Dataset excerpts

____________________

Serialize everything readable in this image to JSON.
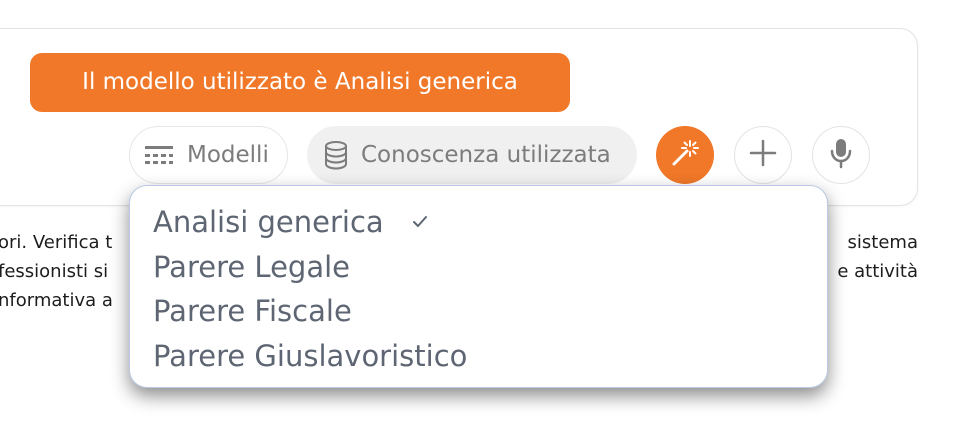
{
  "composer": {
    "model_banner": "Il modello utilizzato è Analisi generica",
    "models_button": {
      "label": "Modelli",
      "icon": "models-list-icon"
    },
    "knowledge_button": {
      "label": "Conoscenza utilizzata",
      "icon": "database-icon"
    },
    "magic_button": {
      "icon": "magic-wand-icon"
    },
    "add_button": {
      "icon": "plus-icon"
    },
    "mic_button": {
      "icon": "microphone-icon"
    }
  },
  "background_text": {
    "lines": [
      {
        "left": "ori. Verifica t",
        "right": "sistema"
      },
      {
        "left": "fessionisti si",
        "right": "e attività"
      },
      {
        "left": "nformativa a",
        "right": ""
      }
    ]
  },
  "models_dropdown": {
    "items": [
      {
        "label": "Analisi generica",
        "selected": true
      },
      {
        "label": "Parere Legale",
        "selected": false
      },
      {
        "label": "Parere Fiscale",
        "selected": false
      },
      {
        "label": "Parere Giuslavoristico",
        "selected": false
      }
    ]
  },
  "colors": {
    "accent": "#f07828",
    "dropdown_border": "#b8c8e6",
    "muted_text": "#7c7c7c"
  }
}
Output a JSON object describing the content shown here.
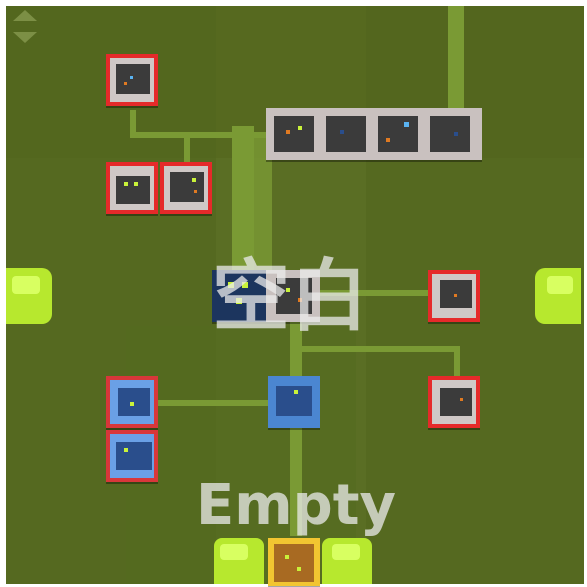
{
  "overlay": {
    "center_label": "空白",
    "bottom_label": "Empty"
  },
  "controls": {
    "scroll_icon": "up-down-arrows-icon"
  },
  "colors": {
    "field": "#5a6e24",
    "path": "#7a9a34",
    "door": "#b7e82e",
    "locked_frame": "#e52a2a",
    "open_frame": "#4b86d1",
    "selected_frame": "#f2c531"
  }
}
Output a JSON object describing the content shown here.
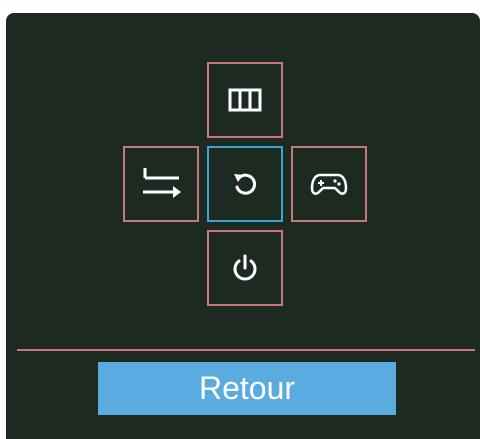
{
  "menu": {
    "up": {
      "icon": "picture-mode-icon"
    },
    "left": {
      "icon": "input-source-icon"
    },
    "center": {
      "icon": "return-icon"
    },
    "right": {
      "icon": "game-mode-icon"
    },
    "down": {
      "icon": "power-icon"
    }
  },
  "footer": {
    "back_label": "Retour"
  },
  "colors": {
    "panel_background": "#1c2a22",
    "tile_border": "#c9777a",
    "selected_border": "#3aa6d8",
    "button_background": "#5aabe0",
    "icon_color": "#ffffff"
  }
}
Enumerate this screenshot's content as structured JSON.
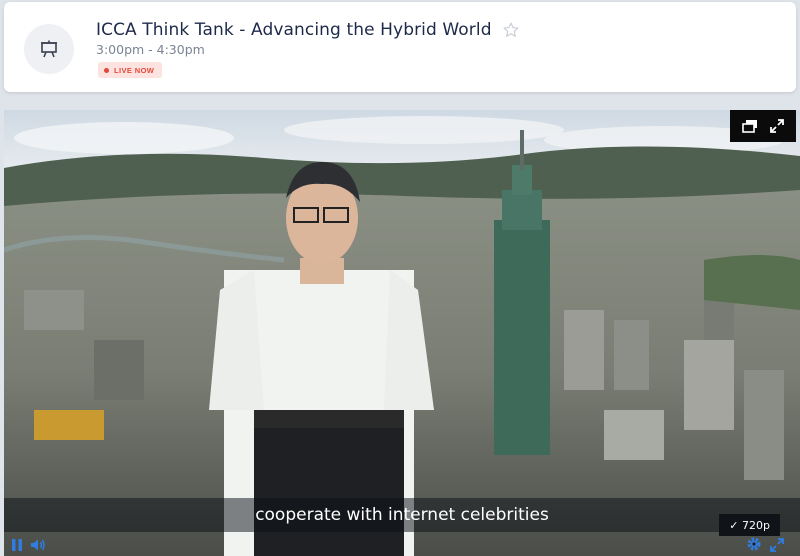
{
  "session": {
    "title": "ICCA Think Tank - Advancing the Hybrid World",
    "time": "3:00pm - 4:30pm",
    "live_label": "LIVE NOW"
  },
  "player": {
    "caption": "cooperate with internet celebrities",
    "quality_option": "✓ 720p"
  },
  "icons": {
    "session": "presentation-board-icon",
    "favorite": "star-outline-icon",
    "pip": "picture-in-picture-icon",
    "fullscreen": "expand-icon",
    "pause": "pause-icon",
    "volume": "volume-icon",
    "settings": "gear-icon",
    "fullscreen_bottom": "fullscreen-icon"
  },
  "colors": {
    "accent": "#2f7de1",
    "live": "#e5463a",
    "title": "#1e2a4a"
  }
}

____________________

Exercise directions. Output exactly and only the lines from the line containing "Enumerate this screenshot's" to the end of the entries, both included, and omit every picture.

Result for this exercise.
Enumerate this screenshot's content as structured JSON.
{
  "session": {
    "title": "ICCA Think Tank - Advancing the Hybrid World",
    "time": "3:00pm - 4:30pm",
    "live_label": "LIVE NOW"
  },
  "player": {
    "caption": "cooperate with internet celebrities",
    "quality_option": "✓ 720p"
  },
  "icons": {
    "session": "presentation-board-icon",
    "favorite": "star-outline-icon",
    "pip": "picture-in-picture-icon",
    "fullscreen": "expand-icon",
    "pause": "pause-icon",
    "volume": "volume-icon",
    "settings": "gear-icon",
    "fullscreen_bottom": "fullscreen-icon"
  },
  "colors": {
    "accent": "#2f7de1",
    "live": "#e5463a",
    "title": "#1e2a4a"
  }
}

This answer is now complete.